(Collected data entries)
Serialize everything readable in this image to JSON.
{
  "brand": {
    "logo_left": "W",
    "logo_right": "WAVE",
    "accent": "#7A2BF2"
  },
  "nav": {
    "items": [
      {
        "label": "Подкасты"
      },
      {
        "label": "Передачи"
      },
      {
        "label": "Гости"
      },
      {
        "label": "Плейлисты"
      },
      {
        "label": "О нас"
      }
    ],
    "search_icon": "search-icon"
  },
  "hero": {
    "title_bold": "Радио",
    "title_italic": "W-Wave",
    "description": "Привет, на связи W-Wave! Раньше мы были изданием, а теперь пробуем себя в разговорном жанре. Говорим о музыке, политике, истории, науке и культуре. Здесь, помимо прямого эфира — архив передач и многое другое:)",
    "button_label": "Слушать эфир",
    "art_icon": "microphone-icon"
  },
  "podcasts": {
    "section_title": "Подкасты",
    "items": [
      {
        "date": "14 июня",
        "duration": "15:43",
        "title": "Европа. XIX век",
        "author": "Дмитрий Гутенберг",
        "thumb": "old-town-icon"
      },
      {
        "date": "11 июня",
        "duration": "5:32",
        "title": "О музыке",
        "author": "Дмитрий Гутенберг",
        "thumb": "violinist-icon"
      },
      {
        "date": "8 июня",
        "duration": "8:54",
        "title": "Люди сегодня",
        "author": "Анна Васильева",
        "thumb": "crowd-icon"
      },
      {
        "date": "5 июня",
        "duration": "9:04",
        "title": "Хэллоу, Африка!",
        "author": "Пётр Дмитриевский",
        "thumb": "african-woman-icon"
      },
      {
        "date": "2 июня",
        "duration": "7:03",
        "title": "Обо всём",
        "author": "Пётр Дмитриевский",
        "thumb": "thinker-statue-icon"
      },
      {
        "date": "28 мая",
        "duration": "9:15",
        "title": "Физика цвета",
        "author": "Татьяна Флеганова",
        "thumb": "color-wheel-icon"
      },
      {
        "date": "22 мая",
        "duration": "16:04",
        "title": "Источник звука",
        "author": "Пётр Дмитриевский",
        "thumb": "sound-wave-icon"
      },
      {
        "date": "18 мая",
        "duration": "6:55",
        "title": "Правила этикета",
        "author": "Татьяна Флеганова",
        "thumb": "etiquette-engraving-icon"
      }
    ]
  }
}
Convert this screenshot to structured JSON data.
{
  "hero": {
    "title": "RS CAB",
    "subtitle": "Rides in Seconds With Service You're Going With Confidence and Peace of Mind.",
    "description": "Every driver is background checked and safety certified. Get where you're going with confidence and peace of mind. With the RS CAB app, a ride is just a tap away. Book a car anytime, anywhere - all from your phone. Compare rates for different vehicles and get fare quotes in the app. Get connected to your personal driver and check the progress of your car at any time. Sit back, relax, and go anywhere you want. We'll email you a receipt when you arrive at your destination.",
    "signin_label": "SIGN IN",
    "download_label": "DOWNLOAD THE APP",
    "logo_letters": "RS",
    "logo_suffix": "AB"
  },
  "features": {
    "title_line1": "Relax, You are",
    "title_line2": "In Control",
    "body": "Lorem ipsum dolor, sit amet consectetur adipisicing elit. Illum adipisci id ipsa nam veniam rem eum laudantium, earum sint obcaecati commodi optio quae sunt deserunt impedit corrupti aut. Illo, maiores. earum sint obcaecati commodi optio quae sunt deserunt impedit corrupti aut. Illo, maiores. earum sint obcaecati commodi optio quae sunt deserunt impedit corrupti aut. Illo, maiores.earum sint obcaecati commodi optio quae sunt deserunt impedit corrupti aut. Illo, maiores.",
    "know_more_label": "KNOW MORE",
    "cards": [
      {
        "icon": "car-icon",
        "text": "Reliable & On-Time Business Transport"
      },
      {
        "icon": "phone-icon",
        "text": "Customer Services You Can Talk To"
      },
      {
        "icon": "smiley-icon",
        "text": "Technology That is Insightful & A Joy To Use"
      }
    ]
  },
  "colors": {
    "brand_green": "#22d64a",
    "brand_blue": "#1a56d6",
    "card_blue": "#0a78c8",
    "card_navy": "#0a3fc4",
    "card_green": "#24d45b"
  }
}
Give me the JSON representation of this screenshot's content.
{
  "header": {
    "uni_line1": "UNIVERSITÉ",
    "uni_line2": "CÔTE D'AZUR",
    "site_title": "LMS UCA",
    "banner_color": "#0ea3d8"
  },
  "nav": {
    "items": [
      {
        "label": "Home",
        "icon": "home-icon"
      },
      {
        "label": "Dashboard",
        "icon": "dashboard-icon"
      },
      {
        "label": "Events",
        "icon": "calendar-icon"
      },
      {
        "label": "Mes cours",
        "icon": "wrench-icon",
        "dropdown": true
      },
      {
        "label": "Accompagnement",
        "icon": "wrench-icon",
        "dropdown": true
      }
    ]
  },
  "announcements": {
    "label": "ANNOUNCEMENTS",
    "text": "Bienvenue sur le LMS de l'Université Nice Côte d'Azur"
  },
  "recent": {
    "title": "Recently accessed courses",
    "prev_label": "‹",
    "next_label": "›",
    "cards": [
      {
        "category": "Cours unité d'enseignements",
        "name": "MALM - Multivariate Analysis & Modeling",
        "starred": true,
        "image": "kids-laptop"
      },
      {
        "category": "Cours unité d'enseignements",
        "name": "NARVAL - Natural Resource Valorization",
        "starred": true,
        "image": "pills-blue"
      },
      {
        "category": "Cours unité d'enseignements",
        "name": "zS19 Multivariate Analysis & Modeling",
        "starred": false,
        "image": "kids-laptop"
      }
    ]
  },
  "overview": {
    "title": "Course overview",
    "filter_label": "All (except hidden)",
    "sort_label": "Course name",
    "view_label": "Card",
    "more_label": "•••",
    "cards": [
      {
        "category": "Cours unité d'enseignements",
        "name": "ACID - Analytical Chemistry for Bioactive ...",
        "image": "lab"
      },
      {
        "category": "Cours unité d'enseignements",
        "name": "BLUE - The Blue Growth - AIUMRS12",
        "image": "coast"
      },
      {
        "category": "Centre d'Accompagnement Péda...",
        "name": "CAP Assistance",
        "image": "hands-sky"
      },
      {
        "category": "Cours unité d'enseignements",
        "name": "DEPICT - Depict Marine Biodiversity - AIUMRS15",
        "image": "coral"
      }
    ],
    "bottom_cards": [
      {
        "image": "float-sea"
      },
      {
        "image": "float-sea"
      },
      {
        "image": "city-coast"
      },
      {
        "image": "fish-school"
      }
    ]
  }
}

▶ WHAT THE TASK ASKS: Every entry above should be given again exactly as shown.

▶ TASK RESPONSE:
Serialize everything readable in this image to JSON.
{
  "brand": {
    "logo_left": "W",
    "logo_right": "WAVE",
    "accent": "#7A2BF2"
  },
  "nav": {
    "items": [
      {
        "label": "Подкасты"
      },
      {
        "label": "Передачи"
      },
      {
        "label": "Гости"
      },
      {
        "label": "Плейлисты"
      },
      {
        "label": "О нас"
      }
    ],
    "search_icon": "search-icon"
  },
  "hero": {
    "title_bold": "Радио",
    "title_italic": "W-Wave",
    "description": "Привет, на связи W-Wave! Раньше мы были изданием, а теперь пробуем себя в разговорном жанре. Говорим о музыке, политике, истории, науке и культуре. Здесь, помимо прямого эфира — архив передач и многое другое:)",
    "button_label": "Слушать эфир",
    "art_icon": "microphone-icon"
  },
  "podcasts": {
    "section_title": "Подкасты",
    "items": [
      {
        "date": "14 июня",
        "duration": "15:43",
        "title": "Европа. XIX век",
        "author": "Дмитрий Гутенберг",
        "thumb": "old-town-icon"
      },
      {
        "date": "11 июня",
        "duration": "5:32",
        "title": "О музыке",
        "author": "Дмитрий Гутенберг",
        "thumb": "violinist-icon"
      },
      {
        "date": "8 июня",
        "duration": "8:54",
        "title": "Люди сегодня",
        "author": "Анна Васильева",
        "thumb": "crowd-icon"
      },
      {
        "date": "5 июня",
        "duration": "9:04",
        "title": "Хэллоу, Африка!",
        "author": "Пётр Дмитриевский",
        "thumb": "african-woman-icon"
      },
      {
        "date": "2 июня",
        "duration": "7:03",
        "title": "Обо всём",
        "author": "Пётр Дмитриевский",
        "thumb": "thinker-statue-icon"
      },
      {
        "date": "28 мая",
        "duration": "9:15",
        "title": "Физика цвета",
        "author": "Татьяна Флеганова",
        "thumb": "color-wheel-icon"
      },
      {
        "date": "22 мая",
        "duration": "16:04",
        "title": "Источник звука",
        "author": "Пётр Дмитриевский",
        "thumb": "sound-wave-icon"
      },
      {
        "date": "18 мая",
        "duration": "6:55",
        "title": "Правила этикета",
        "author": "Татьяна Флеганова",
        "thumb": "etiquette-engraving-icon"
      }
    ]
  }
}
Convert this screenshot to structured JSON data.
{
  "hero": {
    "title": "RS CAB",
    "subtitle": "Rides in Seconds With Service You're Going With Confidence and Peace of Mind.",
    "description": "Every driver is background checked and safety certified. Get where you're going with confidence and peace of mind. With the RS CAB app, a ride is just a tap away. Book a car anytime, anywhere - all from your phone. Compare rates for different vehicles and get fare quotes in the app. Get connected to your personal driver and check the progress of your car at any time. Sit back, relax, and go anywhere you want. We'll email you a receipt when you arrive at your destination.",
    "signin_label": "SIGN IN",
    "download_label": "DOWNLOAD THE APP",
    "logo_letters": "RS",
    "logo_suffix": "AB"
  },
  "features": {
    "title_line1": "Relax, You are",
    "title_line2": "In Control",
    "body": "Lorem ipsum dolor, sit amet consectetur adipisicing elit. Illum adipisci id ipsa nam veniam rem eum laudantium, earum sint obcaecati commodi optio quae sunt deserunt impedit corrupti aut. Illo, maiores. earum sint obcaecati commodi optio quae sunt deserunt impedit corrupti aut. Illo, maiores. earum sint obcaecati commodi optio quae sunt deserunt impedit corrupti aut. Illo, maiores.earum sint obcaecati commodi optio quae sunt deserunt impedit corrupti aut. Illo, maiores.",
    "know_more_label": "KNOW MORE",
    "cards": [
      {
        "icon": "car-icon",
        "text": "Reliable & On-Time Business Transport"
      },
      {
        "icon": "phone-icon",
        "text": "Customer Services You Can Talk To"
      },
      {
        "icon": "smiley-icon",
        "text": "Technology That is Insightful & A Joy To Use"
      }
    ]
  },
  "colors": {
    "brand_green": "#22d64a",
    "brand_blue": "#1a56d6",
    "card_blue": "#0a78c8",
    "card_navy": "#0a3fc4",
    "card_green": "#24d45b"
  }
}
Give me the JSON representation of this screenshot's content.
{
  "header": {
    "uni_line1": "UNIVERSITÉ",
    "uni_line2": "CÔTE D'AZUR",
    "site_title": "LMS UCA",
    "banner_color": "#0ea3d8"
  },
  "nav": {
    "items": [
      {
        "label": "Home",
        "icon": "home-icon"
      },
      {
        "label": "Dashboard",
        "icon": "dashboard-icon"
      },
      {
        "label": "Events",
        "icon": "calendar-icon"
      },
      {
        "label": "Mes cours",
        "icon": "wrench-icon",
        "dropdown": true
      },
      {
        "label": "Accompagnement",
        "icon": "wrench-icon",
        "dropdown": true
      }
    ]
  },
  "announcements": {
    "label": "ANNOUNCEMENTS",
    "text": "Bienvenue sur le LMS de l'Université Nice Côte d'Azur"
  },
  "recent": {
    "title": "Recently accessed courses",
    "prev_label": "‹",
    "next_label": "›",
    "cards": [
      {
        "category": "Cours unité d'enseignements",
        "name": "MALM - Multivariate Analysis & Modeling",
        "starred": true,
        "image": "kids-laptop"
      },
      {
        "category": "Cours unité d'enseignements",
        "name": "NARVAL - Natural Resource Valorization",
        "starred": true,
        "image": "pills-blue"
      },
      {
        "category": "Cours unité d'enseignements",
        "name": "zS19 Multivariate Analysis & Modeling",
        "starred": false,
        "image": "kids-laptop"
      }
    ]
  },
  "overview": {
    "title": "Course overview",
    "filter_label": "All (except hidden)",
    "sort_label": "Course name",
    "view_label": "Card",
    "more_label": "•••",
    "cards": [
      {
        "category": "Cours unité d'enseignements",
        "name": "ACID - Analytical Chemistry for Bioactive ...",
        "image": "lab"
      },
      {
        "category": "Cours unité d'enseignements",
        "name": "BLUE - The Blue Growth - AIUMRS12",
        "image": "coast"
      },
      {
        "category": "Centre d'Accompagnement Péda...",
        "name": "CAP Assistance",
        "image": "hands-sky"
      },
      {
        "category": "Cours unité d'enseignements",
        "name": "DEPICT - Depict Marine Biodiversity - AIUMRS15",
        "image": "coral"
      }
    ],
    "bottom_cards": [
      {
        "image": "float-sea"
      },
      {
        "image": "float-sea"
      },
      {
        "image": "city-coast"
      },
      {
        "image": "fish-school"
      }
    ]
  }
}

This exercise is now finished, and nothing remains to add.